#### [PROMPT]
Would you return the listing that follows exactly, leaving its pictures behind?

#### [AVAILABLE DATA]
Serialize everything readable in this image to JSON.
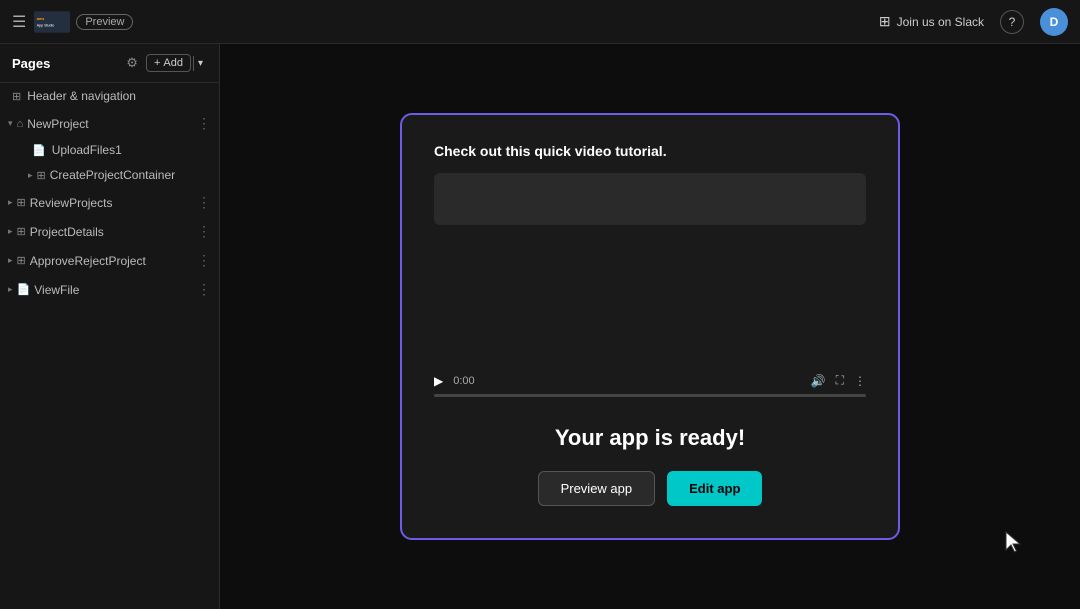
{
  "topnav": {
    "hamburger_label": "☰",
    "app_name": "App Studio",
    "preview_badge": "Preview",
    "slack_label": "Join us on Slack",
    "help_label": "?",
    "avatar_label": "D"
  },
  "sidebar": {
    "title": "Pages",
    "add_label": "Add",
    "nav_item": {
      "label": "Header & navigation",
      "icon": "⊞"
    },
    "sections": [
      {
        "id": "new-project",
        "label": "NewProject",
        "icon": "⌂",
        "expanded": true,
        "children": [
          {
            "label": "UploadFiles1",
            "icon": "📄"
          },
          {
            "label": "CreateProjectContainer",
            "icon": "⊞",
            "expanded": true
          }
        ]
      },
      {
        "id": "review-projects",
        "label": "ReviewProjects",
        "icon": "⊞",
        "expanded": false
      },
      {
        "id": "project-details",
        "label": "ProjectDetails",
        "icon": "⊞",
        "expanded": false
      },
      {
        "id": "approve-reject",
        "label": "ApproveRejectProject",
        "icon": "⊞",
        "expanded": false
      },
      {
        "id": "view-file",
        "label": "ViewFile",
        "icon": "📄",
        "expanded": false
      }
    ]
  },
  "modal": {
    "tutorial_text": "Check out this quick video tutorial.",
    "ready_title": "Your app is ready!",
    "preview_btn": "Preview app",
    "edit_btn": "Edit app",
    "time_display": "0:00"
  }
}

#### [WORKED SOLUTION]
Serialize everything readable in this image to JSON.
{
  "topnav": {
    "hamburger_label": "☰",
    "app_name": "App Studio",
    "preview_badge": "Preview",
    "slack_label": "Join us on Slack",
    "help_label": "?",
    "avatar_label": "D"
  },
  "sidebar": {
    "title": "Pages",
    "add_label": "Add",
    "nav_item": {
      "label": "Header & navigation",
      "icon": "⊞"
    },
    "sections": [
      {
        "id": "new-project",
        "label": "NewProject",
        "icon": "⌂",
        "expanded": true,
        "children": [
          {
            "label": "UploadFiles1",
            "icon": "📄"
          },
          {
            "label": "CreateProjectContainer",
            "icon": "⊞",
            "expanded": true
          }
        ]
      },
      {
        "id": "review-projects",
        "label": "ReviewProjects",
        "icon": "⊞",
        "expanded": false
      },
      {
        "id": "project-details",
        "label": "ProjectDetails",
        "icon": "⊞",
        "expanded": false
      },
      {
        "id": "approve-reject",
        "label": "ApproveRejectProject",
        "icon": "⊞",
        "expanded": false
      },
      {
        "id": "view-file",
        "label": "ViewFile",
        "icon": "📄",
        "expanded": false
      }
    ]
  },
  "modal": {
    "tutorial_text": "Check out this quick video tutorial.",
    "ready_title": "Your app is ready!",
    "preview_btn": "Preview app",
    "edit_btn": "Edit app",
    "time_display": "0:00"
  }
}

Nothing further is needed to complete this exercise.